## RECORDS SUPPLIED
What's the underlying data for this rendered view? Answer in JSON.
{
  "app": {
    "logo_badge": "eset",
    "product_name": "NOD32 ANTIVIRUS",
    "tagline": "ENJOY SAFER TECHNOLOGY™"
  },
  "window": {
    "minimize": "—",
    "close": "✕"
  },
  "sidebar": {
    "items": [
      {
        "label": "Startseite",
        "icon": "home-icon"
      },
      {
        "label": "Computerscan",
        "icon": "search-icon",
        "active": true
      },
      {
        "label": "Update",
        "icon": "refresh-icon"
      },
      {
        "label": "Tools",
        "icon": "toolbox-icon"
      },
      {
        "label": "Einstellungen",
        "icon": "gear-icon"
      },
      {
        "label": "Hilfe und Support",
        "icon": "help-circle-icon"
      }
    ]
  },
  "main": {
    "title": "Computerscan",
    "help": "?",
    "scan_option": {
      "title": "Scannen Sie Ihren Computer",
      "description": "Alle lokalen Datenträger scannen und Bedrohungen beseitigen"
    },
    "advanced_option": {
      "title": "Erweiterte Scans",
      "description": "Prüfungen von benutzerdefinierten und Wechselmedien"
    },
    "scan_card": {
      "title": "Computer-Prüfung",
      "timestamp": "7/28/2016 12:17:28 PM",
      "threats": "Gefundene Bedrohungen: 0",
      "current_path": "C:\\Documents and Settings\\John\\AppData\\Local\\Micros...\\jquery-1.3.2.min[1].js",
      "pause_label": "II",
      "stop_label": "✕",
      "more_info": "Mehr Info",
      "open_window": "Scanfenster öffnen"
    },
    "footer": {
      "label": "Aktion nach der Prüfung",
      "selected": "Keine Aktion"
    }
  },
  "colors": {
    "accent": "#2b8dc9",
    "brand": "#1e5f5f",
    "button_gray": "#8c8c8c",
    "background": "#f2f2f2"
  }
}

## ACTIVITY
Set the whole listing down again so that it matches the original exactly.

## RESULT OF THE TASK
What's the underlying data for this rendered view? Answer in JSON.
{
  "app": {
    "logo_badge": "eset",
    "product_name": "NOD32 ANTIVIRUS",
    "tagline": "ENJOY SAFER TECHNOLOGY™"
  },
  "window": {
    "minimize": "—",
    "close": "✕"
  },
  "sidebar": {
    "items": [
      {
        "label": "Startseite",
        "icon": "home-icon"
      },
      {
        "label": "Computerscan",
        "icon": "search-icon",
        "active": true
      },
      {
        "label": "Update",
        "icon": "refresh-icon"
      },
      {
        "label": "Tools",
        "icon": "toolbox-icon"
      },
      {
        "label": "Einstellungen",
        "icon": "gear-icon"
      },
      {
        "label": "Hilfe und Support",
        "icon": "help-circle-icon"
      }
    ]
  },
  "main": {
    "title": "Computerscan",
    "help": "?",
    "scan_option": {
      "title": "Scannen Sie Ihren Computer",
      "description": "Alle lokalen Datenträger scannen und Bedrohungen beseitigen"
    },
    "advanced_option": {
      "title": "Erweiterte Scans",
      "description": "Prüfungen von benutzerdefinierten und Wechselmedien"
    },
    "scan_card": {
      "title": "Computer-Prüfung",
      "timestamp": "7/28/2016 12:17:28 PM",
      "threats": "Gefundene Bedrohungen: 0",
      "current_path": "C:\\Documents and Settings\\John\\AppData\\Local\\Micros...\\jquery-1.3.2.min[1].js",
      "pause_label": "II",
      "stop_label": "✕",
      "more_info": "Mehr Info",
      "open_window": "Scanfenster öffnen"
    },
    "footer": {
      "label": "Aktion nach der Prüfung",
      "selected": "Keine Aktion"
    }
  },
  "colors": {
    "accent": "#2b8dc9",
    "brand": "#1e5f5f",
    "button_gray": "#8c8c8c",
    "background": "#f2f2f2"
  }
}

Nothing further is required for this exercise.